Task instructions:
In how many lines of the data below does the word "JSON" appear? Reply with the number and nothing more.
*** Opening of Data section ***
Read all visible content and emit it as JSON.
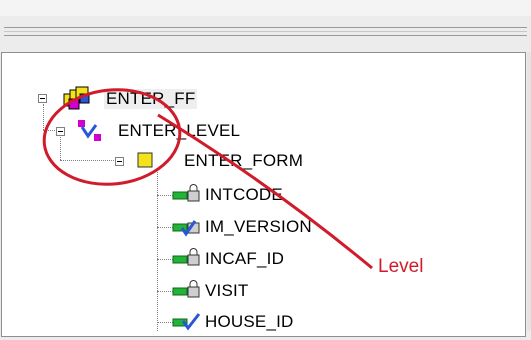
{
  "tree": {
    "root": {
      "label": "ENTER_FF",
      "icon": "file-stack-icon"
    },
    "level": {
      "label": "ENTER_LEVEL",
      "icon": "level-icon"
    },
    "form": {
      "label": "ENTER_FORM",
      "icon": "form-icon"
    },
    "items": [
      {
        "label": "INTCODE",
        "icon": "locked-item-icon"
      },
      {
        "label": "IM_VERSION",
        "icon": "locked-checked-item-icon"
      },
      {
        "label": "INCAF_ID",
        "icon": "locked-item-icon"
      },
      {
        "label": "VISIT",
        "icon": "locked-item-icon"
      },
      {
        "label": "HOUSE_ID",
        "icon": "checked-item-icon"
      }
    ]
  },
  "annotation": {
    "text": "Level",
    "color": "#d11a2a"
  },
  "colors": {
    "icon_green": "#22b33a",
    "icon_yellow": "#f4e21a",
    "icon_magenta": "#d100d1",
    "icon_blue": "#2a57d8"
  }
}
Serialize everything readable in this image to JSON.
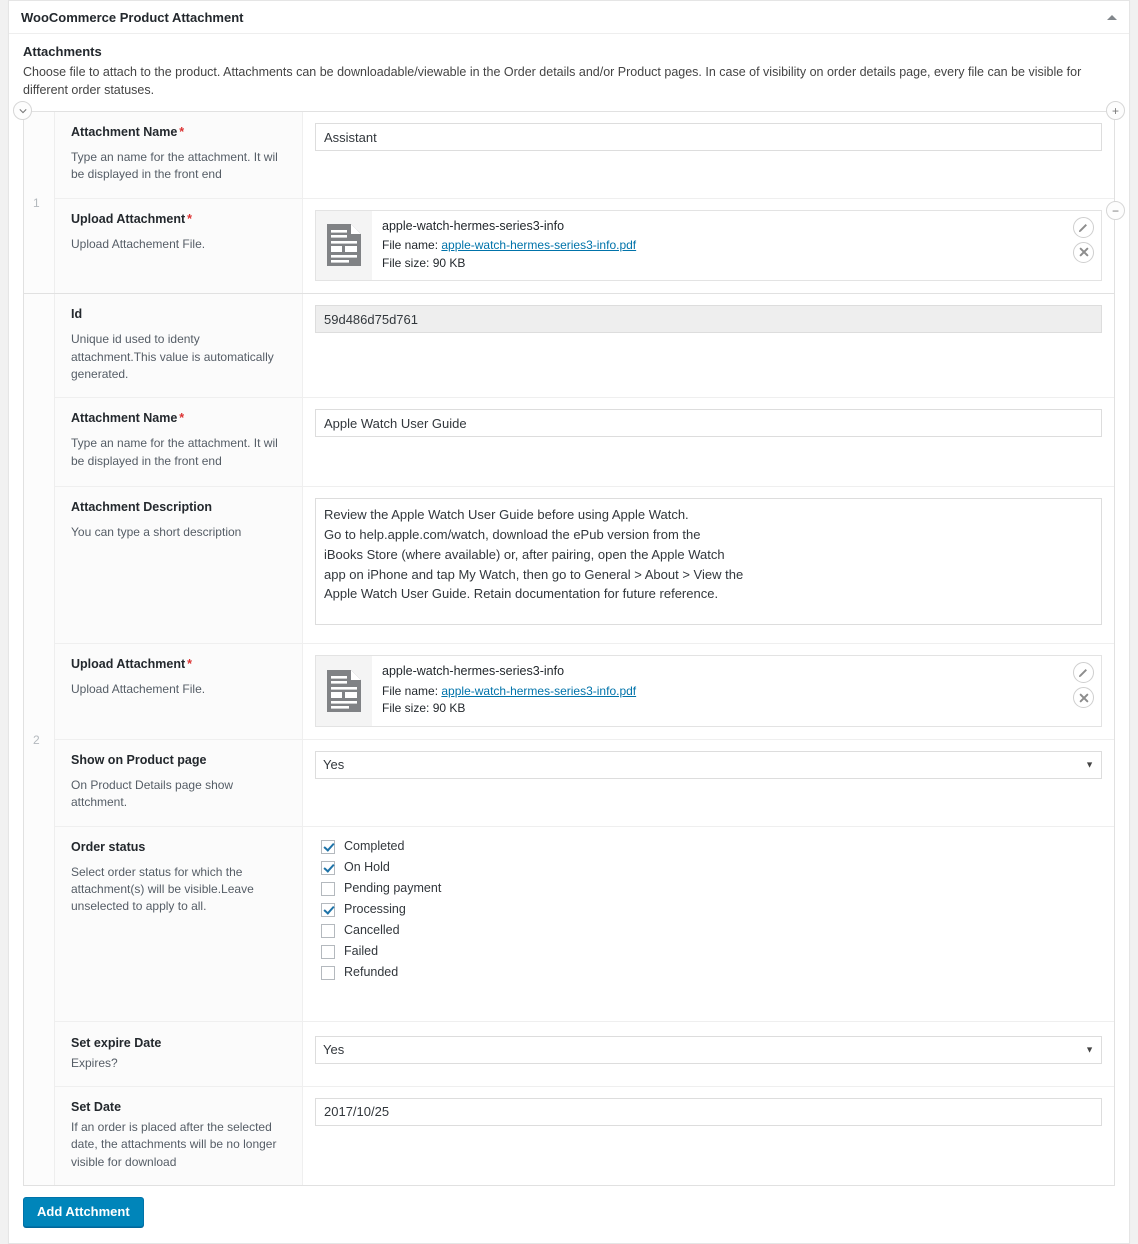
{
  "panel": {
    "title": "WooCommerce Product Attachment",
    "toggle_icon": "triangle-up-icon"
  },
  "intro": {
    "heading": "Attachments",
    "description": "Choose file to attach to the product. Attachments can be downloadable/viewable in the Order details and/or Product pages. In case of visibility on order details page, every file can be visible for different order statuses."
  },
  "repeater_controls": {
    "collapse_icon": "chevron-down-icon",
    "add_label": "+",
    "remove_label": "−"
  },
  "labels": {
    "attachment_name": "Attachment Name",
    "attachment_name_desc": "Type an name for the attachment. It wil be displayed in the front end",
    "upload_attachment": "Upload Attachment",
    "upload_attachment_desc": "Upload Attachement File.",
    "id": "Id",
    "id_desc": "Unique id used to identy attachment.This value is automatically generated.",
    "attachment_description": "Attachment Description",
    "attachment_description_desc": "You can type a short description",
    "show_on_product_page": "Show on Product page",
    "show_on_product_page_desc": "On Product Details page show attchment.",
    "order_status": "Order status",
    "order_status_desc": "Select order status for which the attachment(s) will be visible.Leave unselected to apply to all.",
    "set_expire_date": "Set expire Date",
    "set_expire_date_desc": "Expires?",
    "set_date": "Set Date",
    "set_date_desc": "If an order is placed after the selected date, the attachments will be no longer visible for download",
    "required_marker": "*"
  },
  "file_labels": {
    "file_name_prefix": "File name:",
    "file_size_prefix": "File size:",
    "edit_icon": "pencil-icon",
    "delete_icon": "close-x-icon"
  },
  "groups": [
    {
      "index": "1",
      "attachment_name": "Assistant",
      "file": {
        "title": "apple-watch-hermes-series3-info",
        "file_name": "apple-watch-hermes-series3-info.pdf",
        "file_size": "90 KB"
      }
    },
    {
      "index": "2",
      "id": "59d486d75d761",
      "attachment_name": "Apple Watch User Guide",
      "attachment_description": "Review the Apple Watch User Guide before using Apple Watch.\nGo to help.apple.com/watch, download the ePub version from the\niBooks Store (where available) or, after pairing, open the Apple Watch\napp on iPhone and tap My Watch, then go to General > About > View the\nApple Watch User Guide. Retain documentation for future reference.",
      "file": {
        "title": "apple-watch-hermes-series3-info",
        "file_name": "apple-watch-hermes-series3-info.pdf",
        "file_size": "90 KB"
      },
      "show_on_product_page": "Yes",
      "order_statuses": [
        {
          "label": "Completed",
          "checked": true
        },
        {
          "label": "On Hold",
          "checked": true
        },
        {
          "label": "Pending payment",
          "checked": false
        },
        {
          "label": "Processing",
          "checked": true
        },
        {
          "label": "Cancelled",
          "checked": false
        },
        {
          "label": "Failed",
          "checked": false
        },
        {
          "label": "Refunded",
          "checked": false
        }
      ],
      "set_expire_date": "Yes",
      "set_date": "2017/10/25"
    }
  ],
  "footer": {
    "add_attachment_label": "Add Attchment"
  },
  "colors": {
    "accent": "#0085ba",
    "link": "#0073aa",
    "required": "#dc3232",
    "checkbox_check": "#1e73a8"
  }
}
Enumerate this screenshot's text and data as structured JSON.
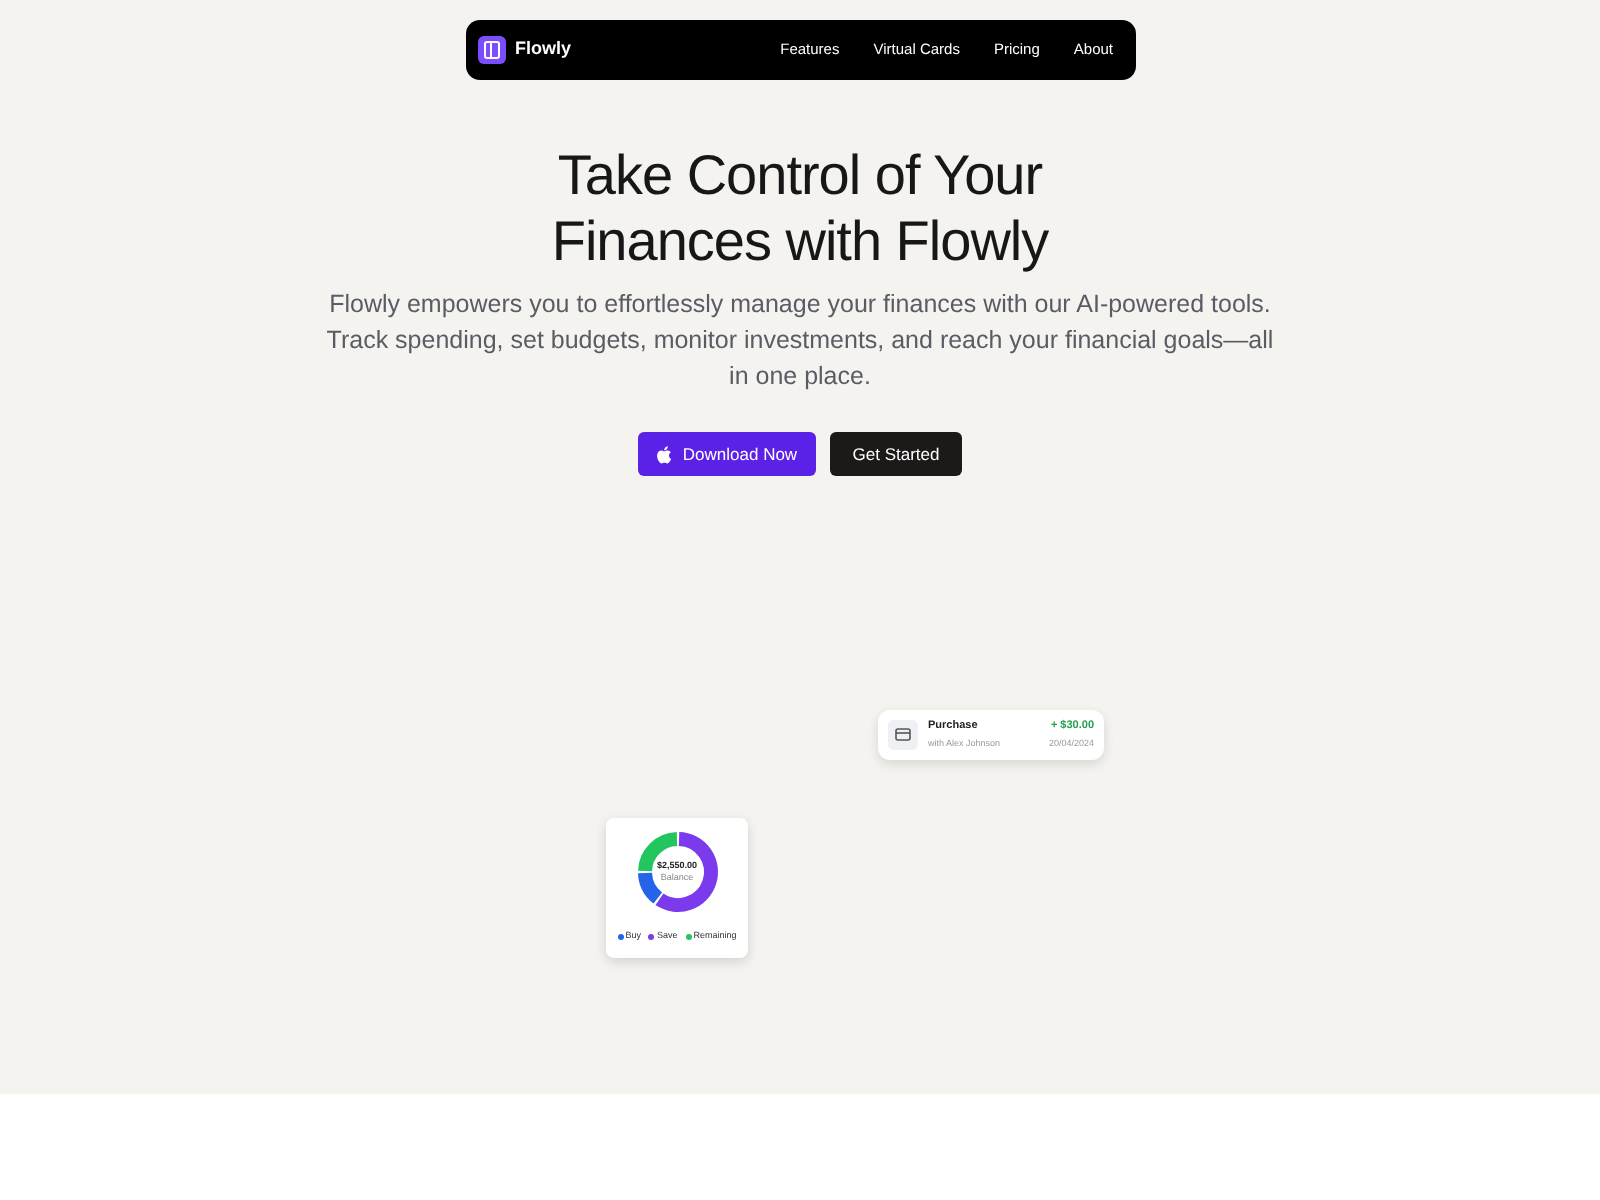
{
  "nav": {
    "brand": "Flowly",
    "links": [
      "Features",
      "Virtual Cards",
      "Pricing",
      "About"
    ]
  },
  "hero": {
    "title_lines": [
      "Take Control of Your",
      "Finances with Flowly"
    ],
    "text": "Flowly empowers you to effortlessly manage your finances with our AI-powered tools. Track spending, set budgets, monitor investments, and reach your financial goals—all in one place.",
    "buttons": [
      {
        "kind": "primary",
        "label": "Download Now"
      },
      {
        "kind": "dark",
        "label": "Get Started"
      }
    ]
  },
  "transaction_card": {
    "title": "Purchase",
    "subtitle": "with Alex Johnson",
    "amount": "+ $30.00",
    "date": "20/04/2024"
  },
  "balance_card": {
    "amount": "$2,550.00",
    "caption": "Balance",
    "legend": [
      {
        "label": "Buy",
        "color": "#2563eb"
      },
      {
        "label": "Save",
        "color": "#7c3aed"
      },
      {
        "label": "Remaining",
        "color": "#22c55e"
      }
    ]
  }
}
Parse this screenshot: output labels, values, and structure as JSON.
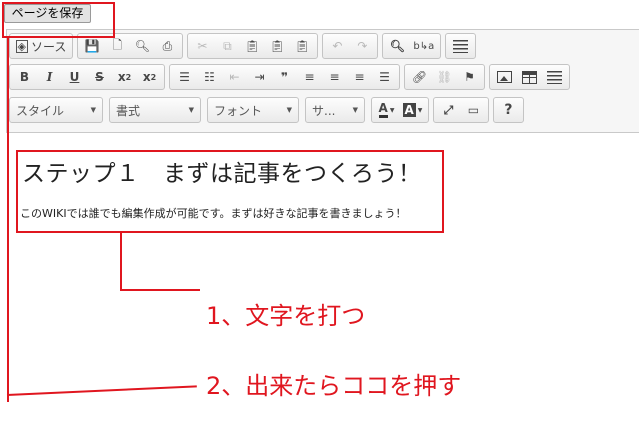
{
  "save_button": "ページを保存",
  "toolbar": {
    "source_label": "ソース",
    "combos": [
      "スタイル",
      "書式",
      "フォント",
      "サ..."
    ],
    "combo_arrow": "▼",
    "buttons": {
      "bold": "B",
      "italic": "I",
      "underline": "U",
      "strike": "S",
      "subscript_base": "x",
      "subscript_mark": "2",
      "superscript_base": "x",
      "superscript_mark": "2",
      "blockquote": "❞",
      "font_color": "A",
      "bg_color": "A",
      "help": "?"
    }
  },
  "content": {
    "heading": "ステップ１　まずは記事をつくろう！",
    "paragraph": "このWIKIでは誰でも編集作成が可能です。まずは好きな記事を書きましょう！"
  },
  "annotations": {
    "step1": "1、文字を打つ",
    "step2": "2、出来たらココを押す"
  },
  "colors": {
    "annotation": "#e0161f",
    "toolbar_bg": "#f6f6f6"
  }
}
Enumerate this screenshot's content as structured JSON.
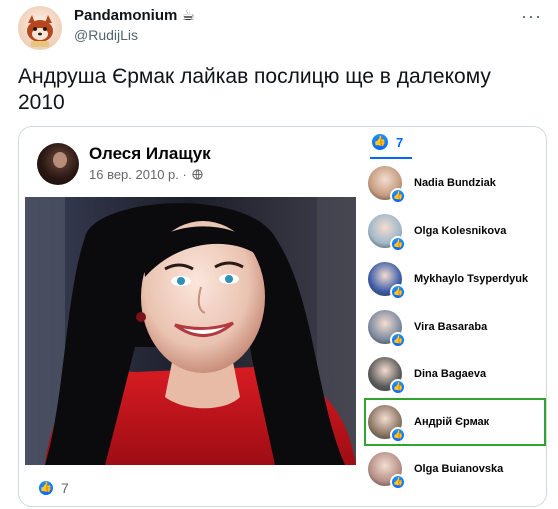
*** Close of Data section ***
Expected answer:
5